Dataset rows describing interfaces:
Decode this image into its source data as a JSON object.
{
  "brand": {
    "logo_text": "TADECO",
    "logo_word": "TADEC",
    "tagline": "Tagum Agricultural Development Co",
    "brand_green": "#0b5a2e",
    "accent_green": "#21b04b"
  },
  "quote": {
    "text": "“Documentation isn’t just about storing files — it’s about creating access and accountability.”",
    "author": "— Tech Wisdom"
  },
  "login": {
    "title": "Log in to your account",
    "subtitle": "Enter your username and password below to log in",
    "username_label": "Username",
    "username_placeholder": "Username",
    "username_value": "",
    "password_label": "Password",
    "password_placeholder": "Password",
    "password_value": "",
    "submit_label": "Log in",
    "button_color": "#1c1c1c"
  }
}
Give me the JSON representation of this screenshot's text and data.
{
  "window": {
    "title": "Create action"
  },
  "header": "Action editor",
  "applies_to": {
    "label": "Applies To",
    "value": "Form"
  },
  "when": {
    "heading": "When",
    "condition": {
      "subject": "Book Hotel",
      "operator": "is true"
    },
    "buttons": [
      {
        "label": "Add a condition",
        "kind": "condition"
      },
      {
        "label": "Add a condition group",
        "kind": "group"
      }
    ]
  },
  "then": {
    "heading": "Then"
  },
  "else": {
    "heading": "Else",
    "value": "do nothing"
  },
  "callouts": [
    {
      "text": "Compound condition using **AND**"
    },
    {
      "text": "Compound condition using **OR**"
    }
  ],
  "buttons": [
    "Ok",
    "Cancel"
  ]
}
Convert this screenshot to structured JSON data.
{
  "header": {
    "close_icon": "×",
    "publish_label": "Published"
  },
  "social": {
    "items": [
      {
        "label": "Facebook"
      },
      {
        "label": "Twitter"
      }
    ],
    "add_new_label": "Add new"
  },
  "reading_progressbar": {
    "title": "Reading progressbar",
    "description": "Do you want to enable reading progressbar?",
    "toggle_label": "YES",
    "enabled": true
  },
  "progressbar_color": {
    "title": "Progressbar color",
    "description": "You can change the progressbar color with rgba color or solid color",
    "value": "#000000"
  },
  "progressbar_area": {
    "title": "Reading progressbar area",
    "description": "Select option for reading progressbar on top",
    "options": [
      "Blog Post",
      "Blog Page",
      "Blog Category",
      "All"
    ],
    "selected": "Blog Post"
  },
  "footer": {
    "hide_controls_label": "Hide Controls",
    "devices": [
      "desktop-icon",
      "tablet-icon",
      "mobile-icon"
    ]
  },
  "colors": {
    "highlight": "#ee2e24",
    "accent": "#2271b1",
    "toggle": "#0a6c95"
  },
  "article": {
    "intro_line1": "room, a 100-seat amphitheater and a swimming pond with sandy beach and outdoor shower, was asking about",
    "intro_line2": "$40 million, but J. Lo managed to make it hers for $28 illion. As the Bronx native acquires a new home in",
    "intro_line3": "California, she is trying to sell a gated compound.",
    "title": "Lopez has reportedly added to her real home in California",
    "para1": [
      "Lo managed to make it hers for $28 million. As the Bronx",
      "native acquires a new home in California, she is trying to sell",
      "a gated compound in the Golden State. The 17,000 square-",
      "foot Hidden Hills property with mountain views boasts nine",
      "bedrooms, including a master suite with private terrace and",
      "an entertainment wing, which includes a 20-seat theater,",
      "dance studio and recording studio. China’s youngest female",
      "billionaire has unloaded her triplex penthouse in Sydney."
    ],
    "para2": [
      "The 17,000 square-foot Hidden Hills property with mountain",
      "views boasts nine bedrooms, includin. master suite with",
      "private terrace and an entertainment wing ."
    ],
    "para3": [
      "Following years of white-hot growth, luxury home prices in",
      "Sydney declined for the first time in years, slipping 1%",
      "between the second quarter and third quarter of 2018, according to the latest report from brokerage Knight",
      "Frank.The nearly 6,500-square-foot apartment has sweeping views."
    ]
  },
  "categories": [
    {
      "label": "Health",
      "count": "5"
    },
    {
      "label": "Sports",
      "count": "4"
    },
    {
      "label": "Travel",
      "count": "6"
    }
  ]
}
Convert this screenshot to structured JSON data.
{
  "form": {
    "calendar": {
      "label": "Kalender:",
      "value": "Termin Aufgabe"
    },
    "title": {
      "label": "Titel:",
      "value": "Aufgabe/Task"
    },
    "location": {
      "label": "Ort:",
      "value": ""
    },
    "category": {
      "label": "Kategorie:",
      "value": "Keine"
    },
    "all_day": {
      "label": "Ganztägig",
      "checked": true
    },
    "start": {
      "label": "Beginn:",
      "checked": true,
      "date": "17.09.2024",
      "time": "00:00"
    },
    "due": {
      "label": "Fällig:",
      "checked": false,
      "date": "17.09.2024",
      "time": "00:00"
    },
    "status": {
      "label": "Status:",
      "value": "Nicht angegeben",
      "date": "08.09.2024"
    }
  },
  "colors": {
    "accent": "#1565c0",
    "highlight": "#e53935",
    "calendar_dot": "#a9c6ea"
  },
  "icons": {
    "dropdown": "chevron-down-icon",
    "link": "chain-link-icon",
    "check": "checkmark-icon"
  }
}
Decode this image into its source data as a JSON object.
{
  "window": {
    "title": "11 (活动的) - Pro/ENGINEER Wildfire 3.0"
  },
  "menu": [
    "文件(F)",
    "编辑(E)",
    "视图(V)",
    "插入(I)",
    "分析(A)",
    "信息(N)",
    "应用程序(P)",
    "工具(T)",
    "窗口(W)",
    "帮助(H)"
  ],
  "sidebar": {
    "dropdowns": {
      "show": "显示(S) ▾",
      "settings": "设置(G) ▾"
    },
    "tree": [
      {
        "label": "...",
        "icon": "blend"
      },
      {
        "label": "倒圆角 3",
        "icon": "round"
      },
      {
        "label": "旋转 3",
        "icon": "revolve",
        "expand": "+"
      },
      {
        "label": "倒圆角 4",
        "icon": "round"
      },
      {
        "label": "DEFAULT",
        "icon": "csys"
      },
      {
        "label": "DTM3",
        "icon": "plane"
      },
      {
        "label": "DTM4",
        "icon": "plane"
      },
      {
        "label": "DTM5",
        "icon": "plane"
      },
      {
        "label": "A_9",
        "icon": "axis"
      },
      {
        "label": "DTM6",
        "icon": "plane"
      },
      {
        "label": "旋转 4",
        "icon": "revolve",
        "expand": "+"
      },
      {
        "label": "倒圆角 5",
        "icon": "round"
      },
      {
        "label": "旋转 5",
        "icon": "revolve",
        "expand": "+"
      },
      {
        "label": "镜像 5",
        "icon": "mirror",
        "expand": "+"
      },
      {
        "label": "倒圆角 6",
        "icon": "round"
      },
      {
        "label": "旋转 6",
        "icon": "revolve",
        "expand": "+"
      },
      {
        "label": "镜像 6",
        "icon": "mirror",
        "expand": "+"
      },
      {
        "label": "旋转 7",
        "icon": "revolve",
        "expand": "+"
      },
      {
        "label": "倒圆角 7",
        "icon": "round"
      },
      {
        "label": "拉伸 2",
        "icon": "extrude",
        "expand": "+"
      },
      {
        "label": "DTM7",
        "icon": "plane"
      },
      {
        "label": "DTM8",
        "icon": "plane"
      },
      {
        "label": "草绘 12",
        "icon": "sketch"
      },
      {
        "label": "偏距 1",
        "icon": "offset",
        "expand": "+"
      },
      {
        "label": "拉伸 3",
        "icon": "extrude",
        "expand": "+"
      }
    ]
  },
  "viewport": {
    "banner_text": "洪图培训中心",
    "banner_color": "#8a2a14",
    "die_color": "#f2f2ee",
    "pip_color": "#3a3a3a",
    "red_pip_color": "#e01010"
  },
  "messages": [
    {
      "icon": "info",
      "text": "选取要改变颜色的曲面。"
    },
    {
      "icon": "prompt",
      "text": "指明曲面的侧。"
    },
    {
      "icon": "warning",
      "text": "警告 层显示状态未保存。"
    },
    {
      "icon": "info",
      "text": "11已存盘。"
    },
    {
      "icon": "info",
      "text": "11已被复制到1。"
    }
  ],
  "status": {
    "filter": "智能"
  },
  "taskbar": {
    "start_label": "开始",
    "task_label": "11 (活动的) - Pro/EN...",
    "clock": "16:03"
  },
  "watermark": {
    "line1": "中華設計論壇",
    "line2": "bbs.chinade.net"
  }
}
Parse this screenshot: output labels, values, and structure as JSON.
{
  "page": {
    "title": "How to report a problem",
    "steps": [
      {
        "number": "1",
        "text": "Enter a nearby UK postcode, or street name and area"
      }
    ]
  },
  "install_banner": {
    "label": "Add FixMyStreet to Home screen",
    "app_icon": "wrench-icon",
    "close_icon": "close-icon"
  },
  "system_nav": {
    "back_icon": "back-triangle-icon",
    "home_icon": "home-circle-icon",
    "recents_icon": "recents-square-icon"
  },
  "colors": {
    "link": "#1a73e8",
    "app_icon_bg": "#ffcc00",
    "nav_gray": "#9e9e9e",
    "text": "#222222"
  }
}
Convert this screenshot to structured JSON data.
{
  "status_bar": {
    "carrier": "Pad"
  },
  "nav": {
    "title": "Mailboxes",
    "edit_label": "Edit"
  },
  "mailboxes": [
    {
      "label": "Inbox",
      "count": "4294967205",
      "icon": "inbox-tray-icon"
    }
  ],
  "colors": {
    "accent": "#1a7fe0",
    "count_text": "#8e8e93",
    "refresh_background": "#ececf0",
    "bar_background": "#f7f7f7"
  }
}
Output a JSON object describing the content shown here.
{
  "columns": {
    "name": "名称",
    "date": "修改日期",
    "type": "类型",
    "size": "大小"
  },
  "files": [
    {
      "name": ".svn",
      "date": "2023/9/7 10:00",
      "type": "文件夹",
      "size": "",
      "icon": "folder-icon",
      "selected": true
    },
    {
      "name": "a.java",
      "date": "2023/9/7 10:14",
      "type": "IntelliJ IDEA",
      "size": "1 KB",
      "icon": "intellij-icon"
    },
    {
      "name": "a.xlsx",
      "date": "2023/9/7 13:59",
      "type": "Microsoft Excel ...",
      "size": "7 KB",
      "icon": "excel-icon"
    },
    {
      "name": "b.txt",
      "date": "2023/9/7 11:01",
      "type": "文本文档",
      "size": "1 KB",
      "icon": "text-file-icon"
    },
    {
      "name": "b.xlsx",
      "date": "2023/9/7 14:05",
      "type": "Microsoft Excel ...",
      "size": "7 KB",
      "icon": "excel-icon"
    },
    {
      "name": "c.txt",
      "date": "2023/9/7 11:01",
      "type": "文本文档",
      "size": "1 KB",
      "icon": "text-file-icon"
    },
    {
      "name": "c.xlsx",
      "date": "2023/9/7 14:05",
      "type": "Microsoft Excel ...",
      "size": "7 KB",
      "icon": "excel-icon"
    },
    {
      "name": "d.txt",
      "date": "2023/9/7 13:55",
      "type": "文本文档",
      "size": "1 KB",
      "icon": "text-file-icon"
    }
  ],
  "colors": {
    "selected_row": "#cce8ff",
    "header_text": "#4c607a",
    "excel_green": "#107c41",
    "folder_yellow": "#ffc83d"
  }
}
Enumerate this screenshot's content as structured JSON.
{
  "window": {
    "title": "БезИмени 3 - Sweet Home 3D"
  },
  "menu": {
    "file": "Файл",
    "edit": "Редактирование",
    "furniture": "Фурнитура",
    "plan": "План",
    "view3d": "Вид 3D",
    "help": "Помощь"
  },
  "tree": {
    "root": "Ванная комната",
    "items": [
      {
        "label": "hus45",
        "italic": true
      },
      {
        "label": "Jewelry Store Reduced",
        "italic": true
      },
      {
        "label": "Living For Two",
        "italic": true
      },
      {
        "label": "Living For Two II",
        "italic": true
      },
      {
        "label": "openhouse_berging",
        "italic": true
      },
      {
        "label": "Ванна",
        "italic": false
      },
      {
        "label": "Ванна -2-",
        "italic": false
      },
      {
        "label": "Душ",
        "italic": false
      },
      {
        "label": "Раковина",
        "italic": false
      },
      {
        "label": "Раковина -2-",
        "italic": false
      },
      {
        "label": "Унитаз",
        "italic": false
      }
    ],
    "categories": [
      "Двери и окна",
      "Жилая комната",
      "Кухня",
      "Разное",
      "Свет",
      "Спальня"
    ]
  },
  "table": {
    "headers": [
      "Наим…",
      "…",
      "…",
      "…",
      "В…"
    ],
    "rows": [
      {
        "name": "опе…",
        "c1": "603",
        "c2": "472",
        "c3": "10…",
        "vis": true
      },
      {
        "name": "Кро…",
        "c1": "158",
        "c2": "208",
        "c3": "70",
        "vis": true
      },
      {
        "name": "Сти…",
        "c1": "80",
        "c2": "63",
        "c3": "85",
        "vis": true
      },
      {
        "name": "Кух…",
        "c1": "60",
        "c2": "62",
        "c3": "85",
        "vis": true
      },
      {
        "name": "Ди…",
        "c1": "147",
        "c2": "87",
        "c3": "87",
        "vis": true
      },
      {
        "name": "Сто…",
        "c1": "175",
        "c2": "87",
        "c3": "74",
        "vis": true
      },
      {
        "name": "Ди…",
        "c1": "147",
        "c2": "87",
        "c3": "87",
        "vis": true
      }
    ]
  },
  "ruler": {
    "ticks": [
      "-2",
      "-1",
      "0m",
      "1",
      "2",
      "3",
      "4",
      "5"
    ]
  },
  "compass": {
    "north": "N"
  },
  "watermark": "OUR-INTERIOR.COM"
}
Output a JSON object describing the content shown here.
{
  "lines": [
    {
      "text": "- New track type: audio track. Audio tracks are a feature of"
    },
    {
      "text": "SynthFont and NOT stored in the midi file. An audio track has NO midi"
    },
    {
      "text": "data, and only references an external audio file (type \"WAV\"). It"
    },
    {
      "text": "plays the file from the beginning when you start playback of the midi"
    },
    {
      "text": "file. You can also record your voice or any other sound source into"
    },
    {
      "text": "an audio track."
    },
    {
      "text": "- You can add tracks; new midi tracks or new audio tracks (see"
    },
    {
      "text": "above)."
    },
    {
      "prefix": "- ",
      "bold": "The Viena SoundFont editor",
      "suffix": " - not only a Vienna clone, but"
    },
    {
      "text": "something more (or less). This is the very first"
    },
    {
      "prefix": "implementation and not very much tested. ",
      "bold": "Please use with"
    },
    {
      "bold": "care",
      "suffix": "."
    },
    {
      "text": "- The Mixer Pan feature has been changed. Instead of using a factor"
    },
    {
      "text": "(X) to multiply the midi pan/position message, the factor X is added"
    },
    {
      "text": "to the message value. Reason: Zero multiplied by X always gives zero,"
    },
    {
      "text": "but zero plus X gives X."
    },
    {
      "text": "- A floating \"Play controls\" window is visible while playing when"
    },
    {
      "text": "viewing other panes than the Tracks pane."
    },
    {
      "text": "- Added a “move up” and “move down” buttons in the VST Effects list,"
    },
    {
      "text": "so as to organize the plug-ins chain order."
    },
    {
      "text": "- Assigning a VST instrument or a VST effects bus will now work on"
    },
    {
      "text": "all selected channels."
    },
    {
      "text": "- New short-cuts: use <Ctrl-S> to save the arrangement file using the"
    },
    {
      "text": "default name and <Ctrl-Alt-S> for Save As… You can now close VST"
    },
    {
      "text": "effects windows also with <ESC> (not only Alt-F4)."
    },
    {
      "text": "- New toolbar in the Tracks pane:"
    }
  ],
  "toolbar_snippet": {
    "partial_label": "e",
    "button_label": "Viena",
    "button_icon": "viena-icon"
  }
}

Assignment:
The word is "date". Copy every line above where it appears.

Response for this exercise:
      "date": "17.09.2024",
      "date": "17.09.2024",
      "date": "08.09.2024"
    "date": "修改日期",
      "date": "2023/9/7 10:00",
      "date": "2023/9/7 10:14",
      "date": "2023/9/7 13:59",
      "date": "2023/9/7 11:01",
      "date": "2023/9/7 14:05",
      "date": "2023/9/7 11:01",
      "date": "2023/9/7 14:05",
      "date": "2023/9/7 13:55",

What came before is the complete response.